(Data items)
== == ==

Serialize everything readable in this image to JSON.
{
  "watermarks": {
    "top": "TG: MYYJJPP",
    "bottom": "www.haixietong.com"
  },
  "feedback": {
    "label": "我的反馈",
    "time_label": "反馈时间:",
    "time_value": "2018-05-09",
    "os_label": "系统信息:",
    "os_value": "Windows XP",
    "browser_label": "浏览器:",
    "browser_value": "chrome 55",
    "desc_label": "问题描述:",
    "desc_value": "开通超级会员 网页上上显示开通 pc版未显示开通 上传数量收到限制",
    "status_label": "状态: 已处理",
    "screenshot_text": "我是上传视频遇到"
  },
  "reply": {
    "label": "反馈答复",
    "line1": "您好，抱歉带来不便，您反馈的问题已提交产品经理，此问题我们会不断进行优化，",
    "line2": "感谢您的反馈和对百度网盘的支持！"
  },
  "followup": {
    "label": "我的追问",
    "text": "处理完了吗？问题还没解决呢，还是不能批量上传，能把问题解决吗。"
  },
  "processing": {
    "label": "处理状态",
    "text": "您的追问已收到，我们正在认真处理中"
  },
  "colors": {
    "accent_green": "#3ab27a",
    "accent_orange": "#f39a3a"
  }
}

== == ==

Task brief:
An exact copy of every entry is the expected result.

Result of the task:
Serialize everything readable in this image to JSON.
{
  "watermarks": {
    "top": "TG: MYYJJPP",
    "bottom": "www.haixietong.com"
  },
  "feedback": {
    "label": "我的反馈",
    "time_label": "反馈时间:",
    "time_value": "2018-05-09",
    "os_label": "系统信息:",
    "os_value": "Windows XP",
    "browser_label": "浏览器:",
    "browser_value": "chrome 55",
    "desc_label": "问题描述:",
    "desc_value": "开通超级会员 网页上上显示开通 pc版未显示开通 上传数量收到限制",
    "status_label": "状态: 已处理",
    "screenshot_text": "我是上传视频遇到"
  },
  "reply": {
    "label": "反馈答复",
    "line1": "您好，抱歉带来不便，您反馈的问题已提交产品经理，此问题我们会不断进行优化，",
    "line2": "感谢您的反馈和对百度网盘的支持！"
  },
  "followup": {
    "label": "我的追问",
    "text": "处理完了吗？问题还没解决呢，还是不能批量上传，能把问题解决吗。"
  },
  "processing": {
    "label": "处理状态",
    "text": "您的追问已收到，我们正在认真处理中"
  },
  "colors": {
    "accent_green": "#3ab27a",
    "accent_orange": "#f39a3a"
  }
}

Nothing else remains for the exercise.